Together since 1998, theirs is an ordinary love story that reached extraordinary heights. Due to their careers lived in the spotlight, Victoria and David Beckham have throughout the years become an almost alternative royalty. Not just for the UK who already has a firm monarchy in tact, but for us all. We are all, after all part of a larger global family. (Hence, our very own obsession with the royal wedding, the Kardashians, and the Obamas).
The Beckhams have had their fair share of rumoured scandals but seem to have a solid marriage when they share their private lives on social media.
And, as a fashion gal at heart, what always stood out to me, and gave me great reassurance in their union, was their couple co-ordinated outfits.
Now that, that is true love.
Then there's the case of our very own (see how we claim them!) Rachel and Siya Kolisi. Siya, who rose to captaincy this year for the Springboks rugby team, married Rachel in 2016. We were mesmerised by their very palpable love then, and continue to be now.
But like the Beckhams, controversy and haters follow famous couples wherever they go. Rachel has experienced her fair share of online hate, and has been very open about it.
She just posted this, discussing the unrealistic expectations people place on women's post-pregnancy bodies.
Okay. Here we go. These are unfiltered pics I took today after my second session with @stirlinggshaw and @bods_bytam I take a lot of pride in looking after my body and looking good so this is as raw as you’ll get me. I’ve also seen a lot of ladies who have recently had their first child and desperate for “their body back” I’ve been this person. 1. There’s no getting your body back, what our bodies go through carrying children and birthing them is nothing short of superhuman. 2. Why are we all so caught up in a twisted society that we need to be woman who are educated, have successful careers, be great mothers, wives, good social life, and great bodies? I see countless posts on a daily basis of woman working out postpartum covered head to toe “getting their bodies back” I’m guilty here too. Also countless posts of woman who do before and after posts but they’ll only post them when they’re in the “after” stage. Ive started a journey getting fit and healthy again. I’ve never been interested in being skinny. And I hope to inspire other woman not to be ashamed of where you’re at, but don’t get comfortable there either. Let’s live our best lives! Some of you might have read some stuff about me recently about being insecure among other things. I’ve never been in a more determined and motivated space. HERE I AM.
And that's just the thing, celeb couples are held to completely unrealistic standards. Their love, as claimed by us should be everlasting, forever untarnished, while it should still be real and natural. Celeb couples are an alternative royalty, as they sit firmly one rung below royalty on that ladder of perfect love. Like a Maslow pyramid, we see them self-actualise, wanting that for ourselves. Forgetting we are all human, flawed and, well, just ordinary people - some are just living extraordinary lives because of their circumstances.

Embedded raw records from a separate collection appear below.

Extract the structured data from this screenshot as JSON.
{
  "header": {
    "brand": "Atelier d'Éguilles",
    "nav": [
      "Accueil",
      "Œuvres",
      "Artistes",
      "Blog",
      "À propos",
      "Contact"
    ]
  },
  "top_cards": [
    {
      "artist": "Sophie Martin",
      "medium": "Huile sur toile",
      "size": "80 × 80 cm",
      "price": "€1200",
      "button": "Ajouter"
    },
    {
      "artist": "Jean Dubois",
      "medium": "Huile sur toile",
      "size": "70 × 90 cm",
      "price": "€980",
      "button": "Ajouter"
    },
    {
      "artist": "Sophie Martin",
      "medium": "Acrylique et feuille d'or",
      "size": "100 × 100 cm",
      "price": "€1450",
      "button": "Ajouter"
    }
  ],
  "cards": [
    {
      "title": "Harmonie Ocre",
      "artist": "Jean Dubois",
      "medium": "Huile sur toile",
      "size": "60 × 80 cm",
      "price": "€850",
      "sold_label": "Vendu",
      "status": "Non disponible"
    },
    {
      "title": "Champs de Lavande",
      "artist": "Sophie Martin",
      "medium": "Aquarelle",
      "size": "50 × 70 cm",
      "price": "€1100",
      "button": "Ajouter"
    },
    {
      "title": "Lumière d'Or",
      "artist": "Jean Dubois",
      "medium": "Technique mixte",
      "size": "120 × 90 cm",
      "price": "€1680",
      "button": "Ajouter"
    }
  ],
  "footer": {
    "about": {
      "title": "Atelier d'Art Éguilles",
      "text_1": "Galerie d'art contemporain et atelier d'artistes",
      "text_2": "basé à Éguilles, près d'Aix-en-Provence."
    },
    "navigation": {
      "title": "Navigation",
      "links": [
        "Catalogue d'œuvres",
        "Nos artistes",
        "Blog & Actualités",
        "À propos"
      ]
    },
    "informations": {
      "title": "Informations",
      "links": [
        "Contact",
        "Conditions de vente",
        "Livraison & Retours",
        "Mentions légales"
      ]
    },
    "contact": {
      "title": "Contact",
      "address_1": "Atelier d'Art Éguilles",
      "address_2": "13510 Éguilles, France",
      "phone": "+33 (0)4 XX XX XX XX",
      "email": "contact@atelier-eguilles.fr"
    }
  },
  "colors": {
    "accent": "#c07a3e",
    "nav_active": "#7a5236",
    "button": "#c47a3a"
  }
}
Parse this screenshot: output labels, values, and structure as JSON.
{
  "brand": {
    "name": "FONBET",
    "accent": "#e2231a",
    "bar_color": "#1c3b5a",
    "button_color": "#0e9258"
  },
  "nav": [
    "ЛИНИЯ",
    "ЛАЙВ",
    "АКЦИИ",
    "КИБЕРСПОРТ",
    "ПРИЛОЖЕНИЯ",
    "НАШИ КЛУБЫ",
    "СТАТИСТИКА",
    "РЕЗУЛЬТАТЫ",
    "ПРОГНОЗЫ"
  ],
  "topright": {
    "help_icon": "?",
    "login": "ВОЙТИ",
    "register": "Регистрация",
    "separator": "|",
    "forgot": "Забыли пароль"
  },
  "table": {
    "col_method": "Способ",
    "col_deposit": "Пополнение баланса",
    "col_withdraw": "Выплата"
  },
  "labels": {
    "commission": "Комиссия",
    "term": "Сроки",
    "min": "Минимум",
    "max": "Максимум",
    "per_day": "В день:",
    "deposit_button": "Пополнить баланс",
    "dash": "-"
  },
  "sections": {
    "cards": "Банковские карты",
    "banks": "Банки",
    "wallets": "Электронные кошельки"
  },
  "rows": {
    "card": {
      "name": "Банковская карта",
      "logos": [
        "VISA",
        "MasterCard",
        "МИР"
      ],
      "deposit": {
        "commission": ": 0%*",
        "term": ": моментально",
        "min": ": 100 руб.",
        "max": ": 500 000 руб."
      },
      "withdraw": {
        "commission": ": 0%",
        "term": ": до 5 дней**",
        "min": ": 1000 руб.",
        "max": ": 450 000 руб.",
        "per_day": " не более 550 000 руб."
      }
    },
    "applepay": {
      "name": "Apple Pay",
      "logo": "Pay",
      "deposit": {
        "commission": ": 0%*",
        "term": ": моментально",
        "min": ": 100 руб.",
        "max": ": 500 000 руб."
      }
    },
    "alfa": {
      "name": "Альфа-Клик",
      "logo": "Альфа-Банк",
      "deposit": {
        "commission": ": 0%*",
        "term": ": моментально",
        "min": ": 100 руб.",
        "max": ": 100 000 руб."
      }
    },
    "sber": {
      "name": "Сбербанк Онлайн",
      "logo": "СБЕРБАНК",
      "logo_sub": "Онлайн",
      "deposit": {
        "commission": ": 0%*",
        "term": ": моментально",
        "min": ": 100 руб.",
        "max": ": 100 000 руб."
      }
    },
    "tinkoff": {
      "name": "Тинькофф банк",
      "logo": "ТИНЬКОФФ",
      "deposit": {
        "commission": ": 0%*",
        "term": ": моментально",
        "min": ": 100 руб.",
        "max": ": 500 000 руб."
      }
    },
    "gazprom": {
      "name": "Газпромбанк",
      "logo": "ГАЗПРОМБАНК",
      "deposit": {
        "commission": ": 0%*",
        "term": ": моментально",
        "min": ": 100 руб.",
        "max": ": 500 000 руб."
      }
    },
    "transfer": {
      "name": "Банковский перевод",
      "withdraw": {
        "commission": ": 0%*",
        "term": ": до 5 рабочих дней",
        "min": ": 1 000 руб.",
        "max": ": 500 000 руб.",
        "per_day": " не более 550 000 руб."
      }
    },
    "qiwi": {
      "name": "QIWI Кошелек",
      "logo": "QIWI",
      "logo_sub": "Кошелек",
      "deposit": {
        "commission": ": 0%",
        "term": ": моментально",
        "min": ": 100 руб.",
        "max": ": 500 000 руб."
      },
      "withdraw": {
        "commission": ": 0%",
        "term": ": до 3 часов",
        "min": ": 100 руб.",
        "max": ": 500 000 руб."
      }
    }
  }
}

In her article, Nomzamo Mbatha and Maps Maponyane - why are we so invested in celebrity relationships?, Carmen Williams notes that "We’re all probably in parasocial relationships with these celebs. According to Find A Psychologist, parasocial relationships 'are one-sided relationships, where one person extends emotional energy, interest and time, and the other party, the persona, is completely unaware of the other’s existence.' They’re most common with celebrities or organisations like sports teams."

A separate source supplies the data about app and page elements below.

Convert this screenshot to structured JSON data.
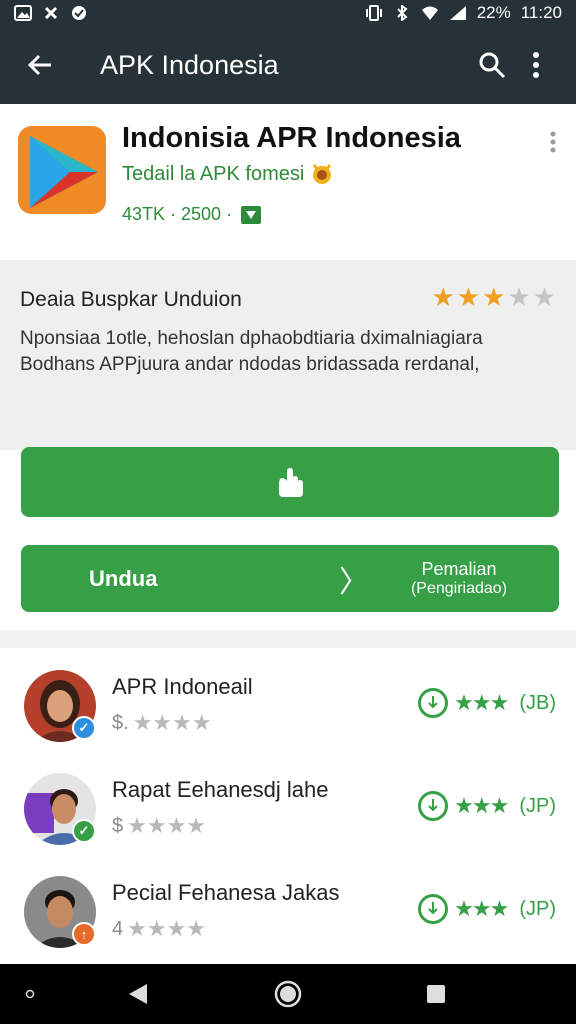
{
  "status_bar": {
    "battery": "22%",
    "time": "11:20"
  },
  "app_bar": {
    "title": "APK Indonesia"
  },
  "app": {
    "name": "Indonisia APR Indonesia",
    "subtitle": "Tedail la APK fomesi",
    "meta": "43TK · 2500 ·"
  },
  "description": {
    "title": "Deaia Buspkar Unduion",
    "rating_filled": 3,
    "rating_total": 5,
    "text": "Nponsiaa 1otle, hehoslan dphaobdtiaria dximalniagiara Bodhans APPjuura andar ndodas bridassada rerdanal,"
  },
  "buttons": {
    "primary_icon": "hand-icon",
    "split_left": "Undua",
    "split_mid": "〉",
    "split_right_1": "Pemalian",
    "split_right_2": "(Pengiriadao)"
  },
  "list": [
    {
      "name": "APR Indoneail",
      "rating_prefix": "$.",
      "badge": "✓",
      "badge_color": "#2d8fe0",
      "count": "(JB)"
    },
    {
      "name": "Rapat Eehanesdj lahe",
      "rating_prefix": "$",
      "badge": "✓",
      "badge_color": "#37a047",
      "count": "(JP)"
    },
    {
      "name": "Pecial Fehanesa Jakas",
      "rating_prefix": "4",
      "badge": "↑",
      "badge_color": "#e86a2a",
      "count": "(JP)"
    }
  ],
  "colors": {
    "appbar": "#263238",
    "accent_green": "#37a047",
    "star_orange": "#f0a020"
  }
}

But back to the Kolisis... have they ever co-ordinated like the Beckhams?
Fashion twinning aside if it was anything to go by (and it's probably not), the fame that Rachel and Siya have to deal with is comparable. Smaller scale of course.

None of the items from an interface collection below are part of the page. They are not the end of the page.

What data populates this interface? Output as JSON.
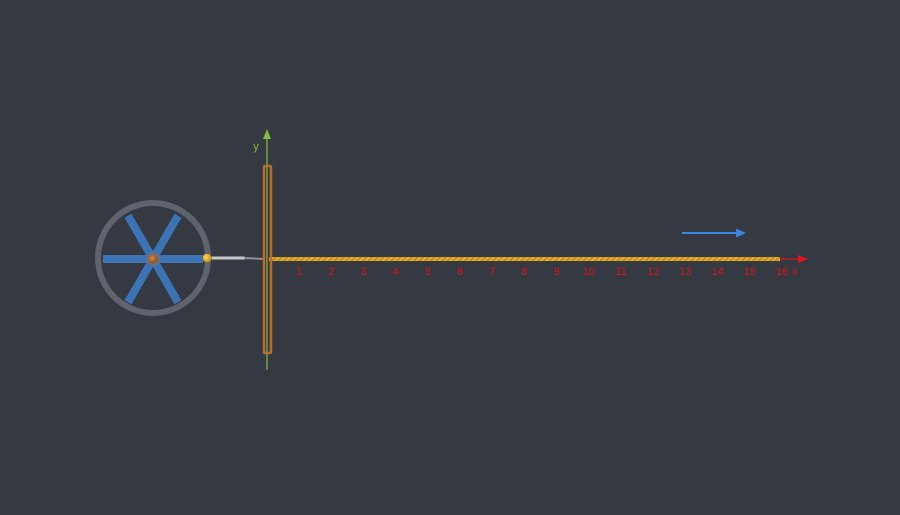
{
  "colors": {
    "background": "#353942",
    "wheel_rim": "#5f636d",
    "wheel_spokes": "#3b73b5",
    "wheel_hub": "#b0672f",
    "crank_pin": "#e0ad27",
    "connecting_rod": "#c6c9cc",
    "slider_frame": "#b86e2a",
    "rope": "#e6ad2f",
    "x_axis": "#e0141b",
    "y_axis": "#7fbf38",
    "direction_arrow": "#3b86e0"
  },
  "axes": {
    "x_label": "x",
    "y_label": "y",
    "x_ticks": [
      "1",
      "2",
      "3",
      "4",
      "5",
      "6",
      "7",
      "8",
      "9",
      "10",
      "11",
      "12",
      "13",
      "14",
      "15",
      "16"
    ]
  },
  "wheel": {
    "spoke_count": 6
  },
  "direction_arrow": {
    "icon": "arrow-right-icon"
  }
}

Even though Rachel and Siya have been the victims of shaming, rumours and general commentary that, unfortunately, comes with the territory of being famous and a couple in the limelight, I would say that I am happy for them that they still have some privacy, some possibility to escape from scrutiny. Because in the end, they are but ordinary humans, living in extraordinary circumstances.